Ryan ranks first all-time in strikeouts (5714), fewest hits allowed per nine innings (6.56), fifth in innings pitched (5386), second in games started (773), seventh in shutouts (61) and tied for 13th in wins (324). He also ranks high on the list for four "negative" records; because he was wild as a young pitcher, he piled up the walks and ranks first all-time in walks allowed with 2795, in wild pitches with 277, and he also ranks third all-time in losses, with 292. Also he is ninth all-time in hit batsmen. Since Ryan played more seasons than any other player in baseball history, and only one pitcher in history at the end of his career has more strikeouts per nine innings (Randy Johnson), his career strikeout mark is considered one of the most invulnerable records in baseball.
Nolan Ryan was elected to the Baseball Hall of Fame in 1999, in his first year of eligibility. That same year, he ranked Number 41 on The Sporting News' list of the 100 Greatest Baseball Players, and was elected to the Major League Baseball All-Century Team. He was inducted into the Texas Rangers Hall of Fame in 2003.
His current business interests include ownership of two minor league teams – the Corpus Christi Hooks, which play in the Class AA Texas League, and the Round Rock Express, a Class AAA team in the Pacific Coast League. Both teams are affiliates of the Houston Astros. He also appeared in TV ads for Advil for a number of years, a pain medication that he recommended for his own arm, and perhaps also for many opposing batters who found his pitching to be a headache.

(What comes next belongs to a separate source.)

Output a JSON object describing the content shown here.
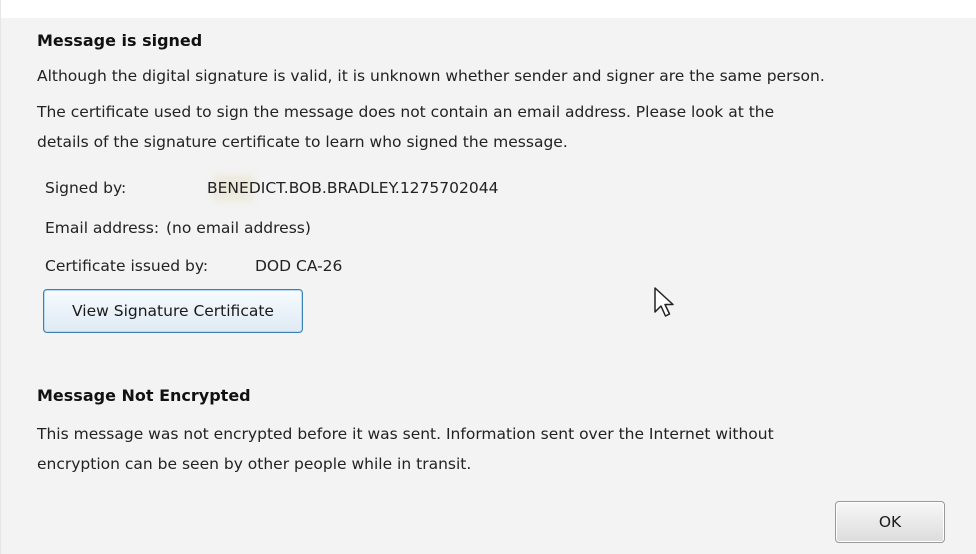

He threw out the first pitch of Game 3 of the 2005 World Series, the first World Series game ever played in Texas, and ultimately the longest in terms of time. The wags at ESPN suggested that the Astros might have needed to pull Nolan out of retirement if the game went much longer.
- Every hitter likes fastballs just like everybody likes ice cream. But you don't like it when someone's stuffing it into you by the gallon. That's how you feel when Ryan's throwing balls by you.
-Reggie Jackson, Hall of Fame slugger
- If he would act his age, there might be a few records left for me.
-Roger Clemens, pitcher